» **Extracted records**
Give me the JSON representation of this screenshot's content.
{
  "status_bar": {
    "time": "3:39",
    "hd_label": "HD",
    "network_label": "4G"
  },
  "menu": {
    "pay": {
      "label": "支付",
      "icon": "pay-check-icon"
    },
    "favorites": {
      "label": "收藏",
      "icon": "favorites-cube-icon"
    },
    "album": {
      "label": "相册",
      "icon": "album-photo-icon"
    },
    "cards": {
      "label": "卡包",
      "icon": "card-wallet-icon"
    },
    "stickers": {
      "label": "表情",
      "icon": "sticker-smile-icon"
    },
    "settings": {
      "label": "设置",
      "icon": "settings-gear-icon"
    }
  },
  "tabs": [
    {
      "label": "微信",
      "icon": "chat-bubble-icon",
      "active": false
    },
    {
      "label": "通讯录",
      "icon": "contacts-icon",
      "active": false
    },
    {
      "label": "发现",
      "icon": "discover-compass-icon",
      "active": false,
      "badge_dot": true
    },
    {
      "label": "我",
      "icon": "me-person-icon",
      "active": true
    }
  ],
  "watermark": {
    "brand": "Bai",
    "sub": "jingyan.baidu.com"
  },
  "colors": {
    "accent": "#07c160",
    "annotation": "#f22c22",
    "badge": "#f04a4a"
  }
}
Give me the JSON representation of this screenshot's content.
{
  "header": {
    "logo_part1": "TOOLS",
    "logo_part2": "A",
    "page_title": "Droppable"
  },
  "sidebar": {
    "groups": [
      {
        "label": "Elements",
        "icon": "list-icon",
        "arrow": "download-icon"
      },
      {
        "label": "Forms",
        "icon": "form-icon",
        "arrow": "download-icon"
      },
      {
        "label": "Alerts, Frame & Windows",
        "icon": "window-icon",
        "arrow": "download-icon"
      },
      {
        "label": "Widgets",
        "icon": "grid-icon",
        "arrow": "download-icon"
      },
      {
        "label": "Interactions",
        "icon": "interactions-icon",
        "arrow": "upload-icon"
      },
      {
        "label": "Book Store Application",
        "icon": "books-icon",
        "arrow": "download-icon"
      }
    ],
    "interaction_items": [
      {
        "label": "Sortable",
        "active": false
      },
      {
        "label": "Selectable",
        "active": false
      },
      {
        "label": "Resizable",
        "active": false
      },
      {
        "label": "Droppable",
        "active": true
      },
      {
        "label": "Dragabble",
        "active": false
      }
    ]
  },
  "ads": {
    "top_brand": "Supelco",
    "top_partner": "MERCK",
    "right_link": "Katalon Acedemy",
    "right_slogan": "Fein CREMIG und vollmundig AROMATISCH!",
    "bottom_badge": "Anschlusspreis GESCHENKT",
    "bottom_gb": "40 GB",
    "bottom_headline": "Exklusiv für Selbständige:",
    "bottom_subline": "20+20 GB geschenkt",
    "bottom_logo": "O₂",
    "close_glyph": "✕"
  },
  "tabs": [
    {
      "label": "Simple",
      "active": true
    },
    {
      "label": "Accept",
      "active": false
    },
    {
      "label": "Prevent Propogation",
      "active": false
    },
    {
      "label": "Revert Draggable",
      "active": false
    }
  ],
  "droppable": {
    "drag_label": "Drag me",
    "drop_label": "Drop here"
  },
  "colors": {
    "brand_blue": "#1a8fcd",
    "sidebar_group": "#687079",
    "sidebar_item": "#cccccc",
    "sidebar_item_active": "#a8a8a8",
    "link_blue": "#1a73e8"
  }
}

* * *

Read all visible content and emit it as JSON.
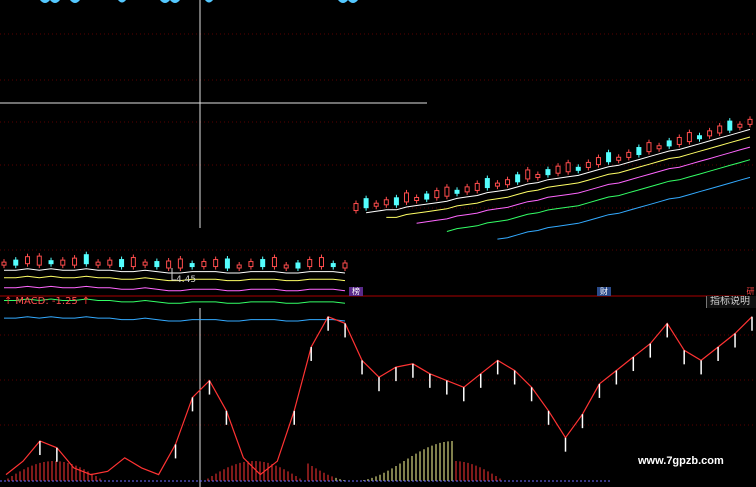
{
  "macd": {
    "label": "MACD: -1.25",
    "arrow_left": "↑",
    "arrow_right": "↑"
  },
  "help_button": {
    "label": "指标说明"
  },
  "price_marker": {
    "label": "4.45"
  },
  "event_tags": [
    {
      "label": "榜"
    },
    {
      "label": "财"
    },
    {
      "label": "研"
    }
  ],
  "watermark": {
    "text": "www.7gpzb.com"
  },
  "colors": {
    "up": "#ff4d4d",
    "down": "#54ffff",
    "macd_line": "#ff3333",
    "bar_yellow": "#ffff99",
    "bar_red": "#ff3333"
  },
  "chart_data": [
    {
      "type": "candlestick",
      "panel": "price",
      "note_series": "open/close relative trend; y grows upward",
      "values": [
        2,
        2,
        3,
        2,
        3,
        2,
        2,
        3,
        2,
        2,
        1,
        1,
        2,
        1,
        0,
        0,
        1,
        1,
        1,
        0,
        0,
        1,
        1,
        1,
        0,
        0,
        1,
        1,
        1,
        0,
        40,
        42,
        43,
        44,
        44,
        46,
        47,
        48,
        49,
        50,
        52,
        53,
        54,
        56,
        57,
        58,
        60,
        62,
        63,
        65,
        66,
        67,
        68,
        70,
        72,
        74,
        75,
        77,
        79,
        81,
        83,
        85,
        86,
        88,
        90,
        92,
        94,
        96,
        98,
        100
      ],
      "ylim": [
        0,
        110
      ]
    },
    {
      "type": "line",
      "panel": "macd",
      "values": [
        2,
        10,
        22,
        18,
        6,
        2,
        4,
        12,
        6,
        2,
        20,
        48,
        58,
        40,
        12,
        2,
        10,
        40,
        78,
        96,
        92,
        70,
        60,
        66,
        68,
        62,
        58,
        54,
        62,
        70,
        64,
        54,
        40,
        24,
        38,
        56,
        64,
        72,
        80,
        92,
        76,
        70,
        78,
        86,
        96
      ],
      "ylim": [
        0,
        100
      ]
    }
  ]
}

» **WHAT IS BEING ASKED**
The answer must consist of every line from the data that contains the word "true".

» **REPLY TO THE EXERCISE**
      "badge_dot": true
      "active": true
        "active": true
      "active": true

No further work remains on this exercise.